- [What is expected]: Return the listing below in full, with every line exactly as it is.

- [Input data]:

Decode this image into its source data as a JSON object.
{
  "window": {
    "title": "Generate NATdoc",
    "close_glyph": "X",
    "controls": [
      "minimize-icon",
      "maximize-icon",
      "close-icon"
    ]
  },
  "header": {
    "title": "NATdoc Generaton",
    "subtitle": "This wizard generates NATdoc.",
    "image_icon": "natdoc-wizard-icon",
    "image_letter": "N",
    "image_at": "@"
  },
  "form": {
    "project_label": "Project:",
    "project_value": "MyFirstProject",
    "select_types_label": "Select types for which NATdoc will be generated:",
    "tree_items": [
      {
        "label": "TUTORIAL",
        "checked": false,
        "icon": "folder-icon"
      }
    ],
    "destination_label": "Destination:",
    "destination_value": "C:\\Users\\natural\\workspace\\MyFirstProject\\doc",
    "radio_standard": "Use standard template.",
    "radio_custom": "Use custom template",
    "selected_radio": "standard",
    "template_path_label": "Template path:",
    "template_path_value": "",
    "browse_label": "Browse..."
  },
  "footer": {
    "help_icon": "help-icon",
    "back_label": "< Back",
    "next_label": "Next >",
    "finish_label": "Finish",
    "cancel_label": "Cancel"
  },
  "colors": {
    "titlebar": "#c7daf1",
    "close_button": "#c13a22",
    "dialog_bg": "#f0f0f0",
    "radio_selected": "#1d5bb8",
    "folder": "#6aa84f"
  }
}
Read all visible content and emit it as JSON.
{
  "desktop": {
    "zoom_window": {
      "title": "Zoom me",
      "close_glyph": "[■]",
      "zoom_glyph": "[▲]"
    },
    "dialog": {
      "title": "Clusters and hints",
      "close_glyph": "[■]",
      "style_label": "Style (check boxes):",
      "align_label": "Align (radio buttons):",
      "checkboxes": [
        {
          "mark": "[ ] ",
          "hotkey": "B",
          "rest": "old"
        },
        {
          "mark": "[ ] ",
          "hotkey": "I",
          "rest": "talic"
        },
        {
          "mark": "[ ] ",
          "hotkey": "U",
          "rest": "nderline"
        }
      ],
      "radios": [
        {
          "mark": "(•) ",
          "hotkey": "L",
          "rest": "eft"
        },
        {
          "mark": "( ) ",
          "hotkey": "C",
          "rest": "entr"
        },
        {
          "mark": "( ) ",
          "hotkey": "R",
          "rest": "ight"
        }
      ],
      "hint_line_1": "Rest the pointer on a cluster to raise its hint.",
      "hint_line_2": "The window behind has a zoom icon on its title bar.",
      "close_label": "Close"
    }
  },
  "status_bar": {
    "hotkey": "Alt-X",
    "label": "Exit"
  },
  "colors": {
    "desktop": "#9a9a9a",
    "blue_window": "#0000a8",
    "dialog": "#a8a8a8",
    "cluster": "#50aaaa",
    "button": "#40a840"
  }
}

- [Response box]:
Decode this image into its source data as a JSON object.
{
  "window": {
    "title": "Generate NATdoc",
    "close_glyph": "X",
    "controls": [
      "minimize-icon",
      "maximize-icon",
      "close-icon"
    ]
  },
  "header": {
    "title": "NATdoc Generaton",
    "subtitle": "This wizard generates NATdoc.",
    "image_icon": "natdoc-wizard-icon",
    "image_letter": "N",
    "image_at": "@"
  },
  "form": {
    "project_label": "Project:",
    "project_value": "MyFirstProject",
    "select_types_label": "Select types for which NATdoc will be generated:",
    "tree_items": [
      {
        "label": "TUTORIAL",
        "checked": false,
        "icon": "folder-icon"
      }
    ],
    "destination_label": "Destination:",
    "destination_value": "C:\\Users\\natural\\workspace\\MyFirstProject\\doc",
    "radio_standard": "Use standard template.",
    "radio_custom": "Use custom template",
    "selected_radio": "standard",
    "template_path_label": "Template path:",
    "template_path_value": "",
    "browse_label": "Browse..."
  },
  "footer": {
    "help_icon": "help-icon",
    "back_label": "< Back",
    "next_label": "Next >",
    "finish_label": "Finish",
    "cancel_label": "Cancel"
  },
  "colors": {
    "titlebar": "#c7daf1",
    "close_button": "#c13a22",
    "dialog_bg": "#f0f0f0",
    "radio_selected": "#1d5bb8",
    "folder": "#6aa84f"
  }
}
Read all visible content and emit it as JSON.
{
  "desktop": {
    "zoom_window": {
      "title": "Zoom me",
      "close_glyph": "[■]",
      "zoom_glyph": "[▲]"
    },
    "dialog": {
      "title": "Clusters and hints",
      "close_glyph": "[■]",
      "style_label": "Style (check boxes):",
      "align_label": "Align (radio buttons):",
      "checkboxes": [
        {
          "mark": "[ ] ",
          "hotkey": "B",
          "rest": "old"
        },
        {
          "mark": "[ ] ",
          "hotkey": "I",
          "rest": "talic"
        },
        {
          "mark": "[ ] ",
          "hotkey": "U",
          "rest": "nderline"
        }
      ],
      "radios": [
        {
          "mark": "(•) ",
          "hotkey": "L",
          "rest": "eft"
        },
        {
          "mark": "( ) ",
          "hotkey": "C",
          "rest": "entr"
        },
        {
          "mark": "( ) ",
          "hotkey": "R",
          "rest": "ight"
        }
      ],
      "hint_line_1": "Rest the pointer on a cluster to raise its hint.",
      "hint_line_2": "The window behind has a zoom icon on its title bar.",
      "close_label": "Close"
    }
  },
  "status_bar": {
    "hotkey": "Alt-X",
    "label": "Exit"
  },
  "colors": {
    "desktop": "#9a9a9a",
    "blue_window": "#0000a8",
    "dialog": "#a8a8a8",
    "cluster": "#50aaaa",
    "button": "#40a840"
  }
}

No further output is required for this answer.